All of this strange pursuit – an aside of my research here – has really come down to this building – the fated ‘casa economica’ constructed under the aegis of the ICP in Trionfale, on the north-west of the Vatican complex, in 1927. Trionfale V, it was called. A haunting image this, showing a completed building with a unique capacity for synthesis, capturing a moment of maturity for the so-called ‘Roman school’. The prolific Sabbatini concocted this building while working on a myriad other projects in Garbatella and elsewhere. His fruitful association with the ICP came to a rather unceremonious finale in 1929-31, essentially putting an end to his architectural legacy in Rome.

Trionfale V then … Google has a handful of photographs and plans of it. Books mention it as built in 1927 with no other information. Some authors are a little bit more helpful – it must be close to Circonvallazione Clodia, with this facade looking ‘towards’ Piazzale Clodio.

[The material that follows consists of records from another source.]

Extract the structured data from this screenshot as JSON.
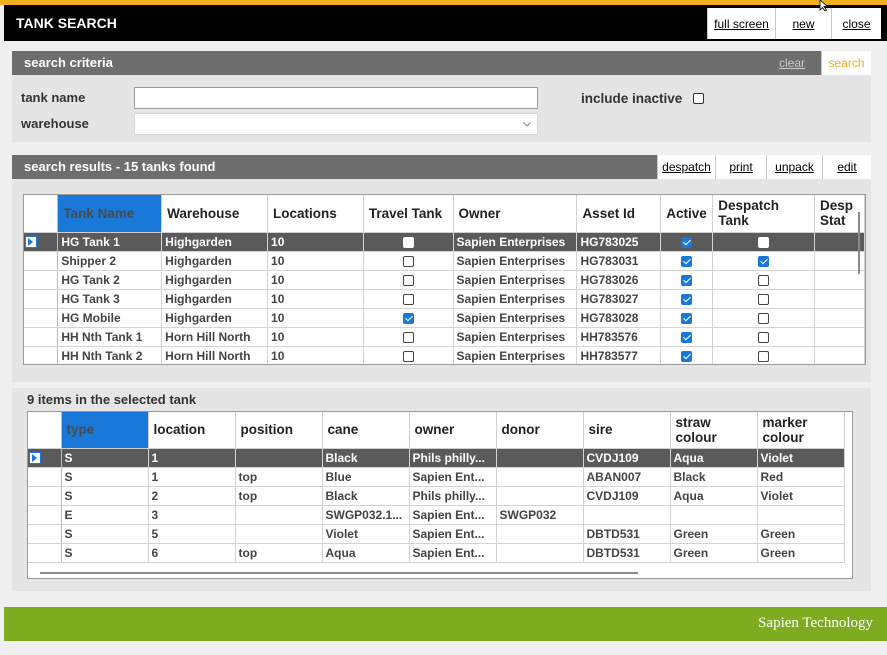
{
  "window": {
    "title": "TANK SEARCH",
    "buttons": {
      "full_screen": "full screen",
      "new": "new",
      "close": "close"
    }
  },
  "criteria": {
    "header": "search criteria",
    "clear": "clear",
    "search": "search",
    "tank_name_label": "tank name",
    "tank_name_value": "",
    "warehouse_label": "warehouse",
    "warehouse_value": "",
    "include_inactive_label": "include inactive",
    "include_inactive_checked": false
  },
  "results": {
    "header": "search results - 15 tanks found",
    "actions": {
      "despatch": "despatch",
      "print": "print",
      "unpack": "unpack",
      "edit": "edit"
    },
    "columns": [
      "Tank Name",
      "Warehouse",
      "Locations",
      "Travel Tank",
      "Owner",
      "Asset Id",
      "Active",
      "Despatch Tank",
      "Despatch Status"
    ],
    "column_display": [
      "Tank Name",
      "Warehouse",
      "Locations",
      "Travel Tank",
      "Owner",
      "Asset Id",
      "Active",
      "Despatch\nTank",
      "Desp\nStat"
    ],
    "rows": [
      {
        "name": "HG Tank 1",
        "warehouse": "Highgarden",
        "locations": "10",
        "travel": false,
        "owner": "Sapien Enterprises",
        "asset": "HG783025",
        "active": true,
        "despatch": false,
        "selected": true
      },
      {
        "name": "Shipper 2",
        "warehouse": "Highgarden",
        "locations": "10",
        "travel": false,
        "owner": "Sapien Enterprises",
        "asset": "HG783031",
        "active": true,
        "despatch": true,
        "selected": false
      },
      {
        "name": "HG Tank 2",
        "warehouse": "Highgarden",
        "locations": "10",
        "travel": false,
        "owner": "Sapien Enterprises",
        "asset": "HG783026",
        "active": true,
        "despatch": false,
        "selected": false
      },
      {
        "name": "HG Tank 3",
        "warehouse": "Highgarden",
        "locations": "10",
        "travel": false,
        "owner": "Sapien Enterprises",
        "asset": "HG783027",
        "active": true,
        "despatch": false,
        "selected": false
      },
      {
        "name": "HG Mobile",
        "warehouse": "Highgarden",
        "locations": "10",
        "travel": true,
        "owner": "Sapien Enterprises",
        "asset": "HG783028",
        "active": true,
        "despatch": false,
        "selected": false
      },
      {
        "name": "HH Nth Tank 1",
        "warehouse": "Horn Hill North",
        "locations": "10",
        "travel": false,
        "owner": "Sapien Enterprises",
        "asset": "HH783576",
        "active": true,
        "despatch": false,
        "selected": false
      },
      {
        "name": "HH Nth Tank 2",
        "warehouse": "Horn Hill North",
        "locations": "10",
        "travel": false,
        "owner": "Sapien Enterprises",
        "asset": "HH783577",
        "active": true,
        "despatch": false,
        "selected": false
      }
    ]
  },
  "items": {
    "header": "9 items in the selected tank",
    "columns": [
      "type",
      "location",
      "position",
      "cane",
      "owner",
      "donor",
      "sire",
      "straw colour",
      "marker colour"
    ],
    "column_display": [
      "type",
      "location",
      "position",
      "cane",
      "owner",
      "donor",
      "sire",
      "straw\ncolour",
      "marker\ncolour"
    ],
    "rows": [
      {
        "type": "S",
        "location": "1",
        "position": "",
        "cane": "Black",
        "owner": "Phils philly...",
        "donor": "",
        "sire": "CVDJ109",
        "straw": "Aqua",
        "marker": "Violet",
        "selected": true
      },
      {
        "type": "S",
        "location": "1",
        "position": "top",
        "cane": "Blue",
        "owner": "Sapien Ent...",
        "donor": "",
        "sire": "ABAN007",
        "straw": "Black",
        "marker": "Red",
        "selected": false
      },
      {
        "type": "S",
        "location": "2",
        "position": "top",
        "cane": "Black",
        "owner": "Phils philly...",
        "donor": "",
        "sire": "CVDJ109",
        "straw": "Aqua",
        "marker": "Violet",
        "selected": false
      },
      {
        "type": "E",
        "location": "3",
        "position": "",
        "cane": "SWGP032.1...",
        "owner": "Sapien Ent...",
        "donor": "SWGP032",
        "sire": "",
        "straw": "",
        "marker": "",
        "selected": false
      },
      {
        "type": "S",
        "location": "5",
        "position": "",
        "cane": "Violet",
        "owner": "Sapien Ent...",
        "donor": "",
        "sire": "DBTD531",
        "straw": "Green",
        "marker": "Green",
        "selected": false
      },
      {
        "type": "S",
        "location": "6",
        "position": "top",
        "cane": "Aqua",
        "owner": "Sapien Ent...",
        "donor": "",
        "sire": "DBTD531",
        "straw": "Green",
        "marker": "Green",
        "selected": false
      }
    ]
  },
  "footer": {
    "brand": "Sapien Technology"
  },
  "colors": {
    "accent_yellow": "#f2b01e",
    "footer_green": "#7eac1f",
    "selection_blue": "#1a78d8",
    "header_gray": "#6e6e6e"
  }
}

No mention of demolition or damage. And yet, I can find no trace of it. Google Earth cameras and Apple Maps Flyover drones seem to have missed it too. Was it demolished? There is a suspiciously empty area around the Piazzale; but I have found no reference to its current status as ‘demolished’. Is it living a secret life camouflaged under subsequent accretions, to the point that it has become unrecognisable? Books are parsimonious when it comes to information about its precise location. Trionfale IV has got an address; ditto for other major buildings by Sabbatini. Not so Trionfale V – its topographical signature remains bewilderingly elliptical – “on Circonvallazione Clodia”. Twenty blocks or so. Not very helpful.

So, while I am chasing the ghosts of ‘mediterraneita’ during my residence in Rome and reading about the E42 competitions, I also have been quietly (and sometimes not so quietly) obsessing about Innocenzo Sabbatini and his nefarious Trionfale V pretty much since my arrival here. It is now just over a month; I have visited and photographed about twelve of his buildings in Rome. But Trionfale V has eluded me. Maybe this is some kind of belated revenge for the three fleeting mentions that he gets in my book.

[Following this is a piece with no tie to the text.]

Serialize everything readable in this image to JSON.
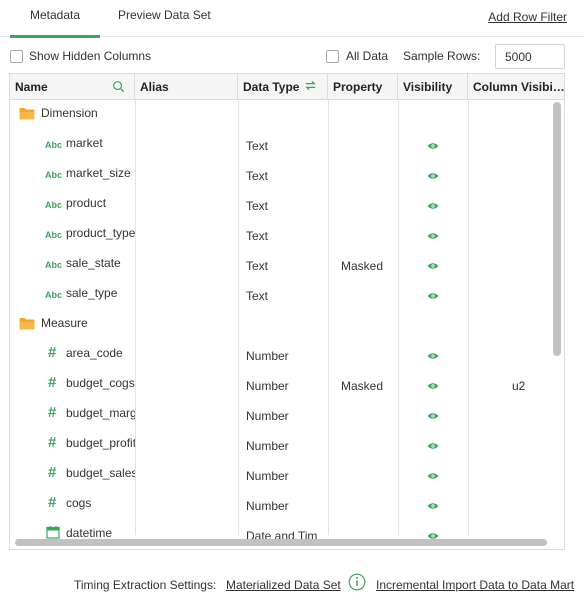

Bus 492, from Termini to Valle Giulia, never turned up. It did not help that I arrived in Rome in the midst of a sciopero (a very familiar word to the Italians, meaning strike) of public transport. It took me less than three hours to fly from Edinburgh to here – but more than four to get from the airport to my new temporary ‘home’ at the British School at Rome. I did arrive, dragging two suitcases and a backpack full of electronic equipment, in the midst of a sweltering afternoon, exhausted, covered in sweat, contemplating how quickly three months will pass and how much they will leave behind.

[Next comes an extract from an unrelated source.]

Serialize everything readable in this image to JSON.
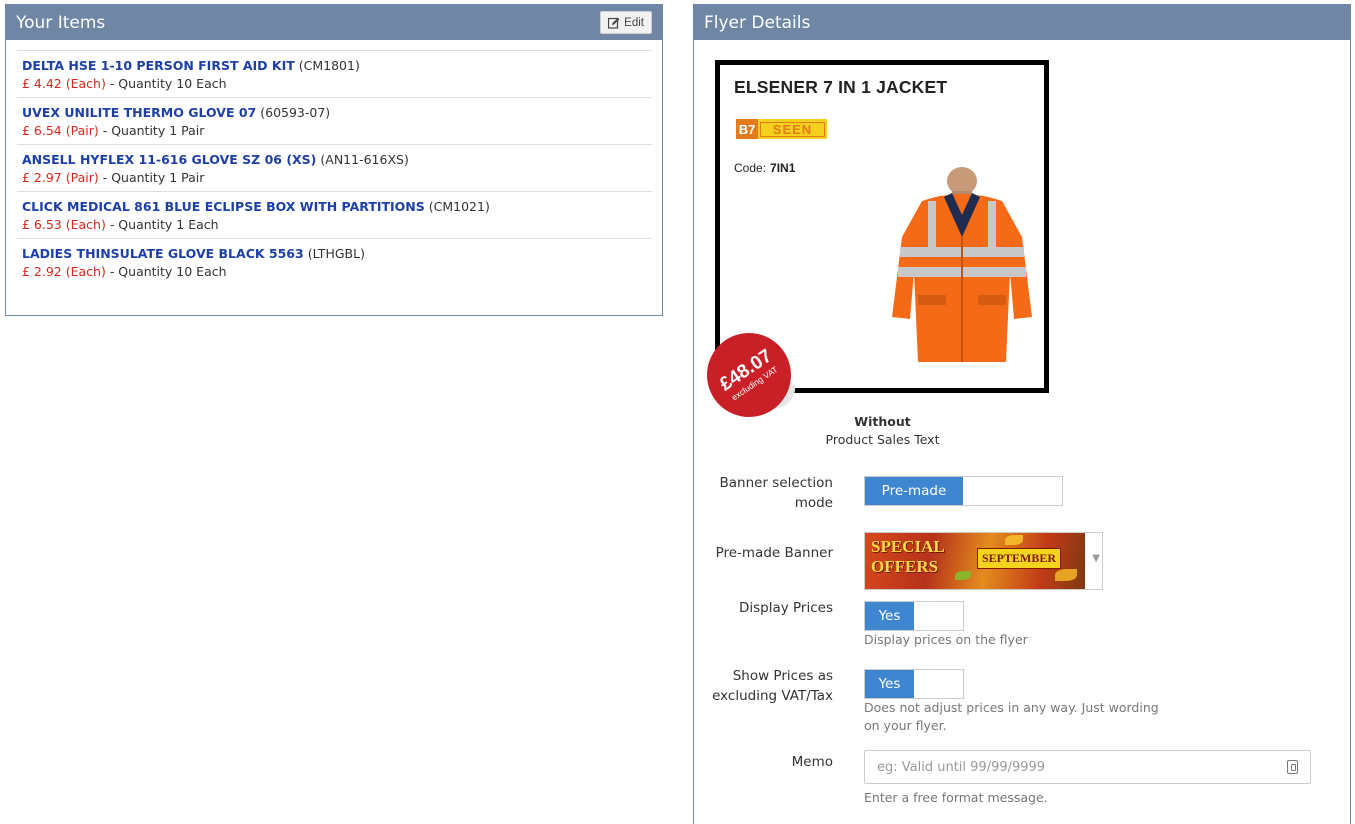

Hence this record. I came to Rome with what can only be described as the uncertain beginning of the inception of a project. Or of many potential projects from numerous encounters with the unexpected. My mind is buzzing with ideas but drops no anchors. It is exhilarating and disquieting at the same time. No matter. (A little less than) 100 days will pass through my hands but I want to keep something more substantial, more retrievable than scraps of memories and copies of documents and scattered photos of buildings on my camera roll. Hence this record.


PS: Only the facade from the original design by Lutyens for the building was completed according to plan, sadly.